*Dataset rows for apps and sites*
────────────────────────────────────────

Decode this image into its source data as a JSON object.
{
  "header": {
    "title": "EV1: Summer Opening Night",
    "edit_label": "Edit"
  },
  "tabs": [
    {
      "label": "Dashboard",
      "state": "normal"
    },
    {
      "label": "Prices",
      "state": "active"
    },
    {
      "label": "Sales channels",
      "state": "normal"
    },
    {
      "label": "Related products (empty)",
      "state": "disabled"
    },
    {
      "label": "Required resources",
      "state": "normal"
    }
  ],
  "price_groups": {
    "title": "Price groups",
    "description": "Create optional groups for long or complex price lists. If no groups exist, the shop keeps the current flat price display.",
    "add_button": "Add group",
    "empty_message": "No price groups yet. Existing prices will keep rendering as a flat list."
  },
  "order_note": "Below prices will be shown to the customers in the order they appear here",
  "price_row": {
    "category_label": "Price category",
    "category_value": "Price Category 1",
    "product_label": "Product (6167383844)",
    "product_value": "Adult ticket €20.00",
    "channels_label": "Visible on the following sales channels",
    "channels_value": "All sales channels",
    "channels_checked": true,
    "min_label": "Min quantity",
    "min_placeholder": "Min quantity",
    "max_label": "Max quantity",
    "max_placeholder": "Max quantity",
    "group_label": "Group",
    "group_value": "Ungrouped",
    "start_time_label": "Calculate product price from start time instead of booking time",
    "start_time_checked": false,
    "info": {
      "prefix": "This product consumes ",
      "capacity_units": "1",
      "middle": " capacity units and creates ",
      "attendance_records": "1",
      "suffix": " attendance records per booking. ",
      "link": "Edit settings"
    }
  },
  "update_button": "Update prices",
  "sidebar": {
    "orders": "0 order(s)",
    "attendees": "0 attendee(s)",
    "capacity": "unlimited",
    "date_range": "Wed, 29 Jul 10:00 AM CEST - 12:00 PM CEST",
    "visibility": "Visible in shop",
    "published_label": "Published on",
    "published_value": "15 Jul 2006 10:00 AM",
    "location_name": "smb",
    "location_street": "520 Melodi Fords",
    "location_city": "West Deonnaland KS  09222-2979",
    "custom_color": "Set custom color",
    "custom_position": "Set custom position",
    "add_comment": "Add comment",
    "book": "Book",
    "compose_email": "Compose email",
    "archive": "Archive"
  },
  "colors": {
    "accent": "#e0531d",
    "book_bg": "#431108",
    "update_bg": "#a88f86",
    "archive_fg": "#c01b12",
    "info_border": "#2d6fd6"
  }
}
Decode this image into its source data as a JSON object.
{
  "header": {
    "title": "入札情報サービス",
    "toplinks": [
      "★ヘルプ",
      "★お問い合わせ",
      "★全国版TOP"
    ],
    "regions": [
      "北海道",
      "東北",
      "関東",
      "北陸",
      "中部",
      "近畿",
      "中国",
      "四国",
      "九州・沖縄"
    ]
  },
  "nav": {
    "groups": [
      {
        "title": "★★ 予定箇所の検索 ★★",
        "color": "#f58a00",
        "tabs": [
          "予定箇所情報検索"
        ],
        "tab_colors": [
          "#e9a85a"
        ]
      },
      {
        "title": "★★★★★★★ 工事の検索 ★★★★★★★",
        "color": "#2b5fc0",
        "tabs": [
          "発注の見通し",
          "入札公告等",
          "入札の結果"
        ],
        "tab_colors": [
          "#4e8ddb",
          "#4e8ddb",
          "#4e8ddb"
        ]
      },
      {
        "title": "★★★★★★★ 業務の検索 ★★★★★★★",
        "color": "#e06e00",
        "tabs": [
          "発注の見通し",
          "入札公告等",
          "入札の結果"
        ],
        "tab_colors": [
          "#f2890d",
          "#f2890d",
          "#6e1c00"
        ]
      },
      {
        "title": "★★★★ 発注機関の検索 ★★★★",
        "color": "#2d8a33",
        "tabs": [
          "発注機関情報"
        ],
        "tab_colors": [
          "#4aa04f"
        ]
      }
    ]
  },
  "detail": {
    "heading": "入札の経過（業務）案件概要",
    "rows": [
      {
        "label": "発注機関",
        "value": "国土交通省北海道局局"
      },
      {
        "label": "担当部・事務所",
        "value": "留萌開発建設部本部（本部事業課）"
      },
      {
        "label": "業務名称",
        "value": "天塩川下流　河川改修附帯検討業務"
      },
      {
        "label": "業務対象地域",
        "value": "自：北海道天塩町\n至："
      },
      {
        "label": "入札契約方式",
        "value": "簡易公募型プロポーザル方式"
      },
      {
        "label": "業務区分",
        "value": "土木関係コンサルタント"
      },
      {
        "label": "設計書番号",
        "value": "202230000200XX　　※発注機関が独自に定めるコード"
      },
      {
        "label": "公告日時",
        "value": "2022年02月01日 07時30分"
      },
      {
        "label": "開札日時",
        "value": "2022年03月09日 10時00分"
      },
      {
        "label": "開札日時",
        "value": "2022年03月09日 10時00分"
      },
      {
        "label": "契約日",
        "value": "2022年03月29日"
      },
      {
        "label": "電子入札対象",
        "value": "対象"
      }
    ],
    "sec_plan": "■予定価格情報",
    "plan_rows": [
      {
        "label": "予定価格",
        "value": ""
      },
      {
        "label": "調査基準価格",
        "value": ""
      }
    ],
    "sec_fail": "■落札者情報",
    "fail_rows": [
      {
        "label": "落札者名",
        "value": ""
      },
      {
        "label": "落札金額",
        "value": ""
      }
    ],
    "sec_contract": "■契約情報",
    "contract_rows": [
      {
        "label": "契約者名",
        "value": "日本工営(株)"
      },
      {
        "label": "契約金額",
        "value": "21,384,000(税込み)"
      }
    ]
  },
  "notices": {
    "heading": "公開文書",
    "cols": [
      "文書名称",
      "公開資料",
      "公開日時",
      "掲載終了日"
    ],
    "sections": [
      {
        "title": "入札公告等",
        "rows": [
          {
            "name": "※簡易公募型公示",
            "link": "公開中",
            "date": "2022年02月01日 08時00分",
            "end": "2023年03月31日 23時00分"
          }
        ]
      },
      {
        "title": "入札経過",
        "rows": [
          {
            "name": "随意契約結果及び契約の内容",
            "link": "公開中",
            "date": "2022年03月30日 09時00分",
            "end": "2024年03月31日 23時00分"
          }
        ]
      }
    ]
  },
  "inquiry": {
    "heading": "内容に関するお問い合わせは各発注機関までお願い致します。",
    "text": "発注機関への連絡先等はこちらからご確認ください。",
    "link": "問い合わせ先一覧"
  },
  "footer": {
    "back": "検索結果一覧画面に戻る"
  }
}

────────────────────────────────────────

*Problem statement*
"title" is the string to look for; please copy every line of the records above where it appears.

*Task response*
    "title": "EV1: Summer Opening Night",
    "title": "Price groups",
    "title": "入札情報サービス",
        "title": "★★ 予定箇所の検索 ★★",
        "title": "★★★★★★★ 工事の検索 ★★★★★★★",
        "title": "★★★★★★★ 業務の検索 ★★★★★★★",
        "title": "★★★★ 発注機関の検索 ★★★★",
        "title": "入札公告等",
        "title": "入札経過",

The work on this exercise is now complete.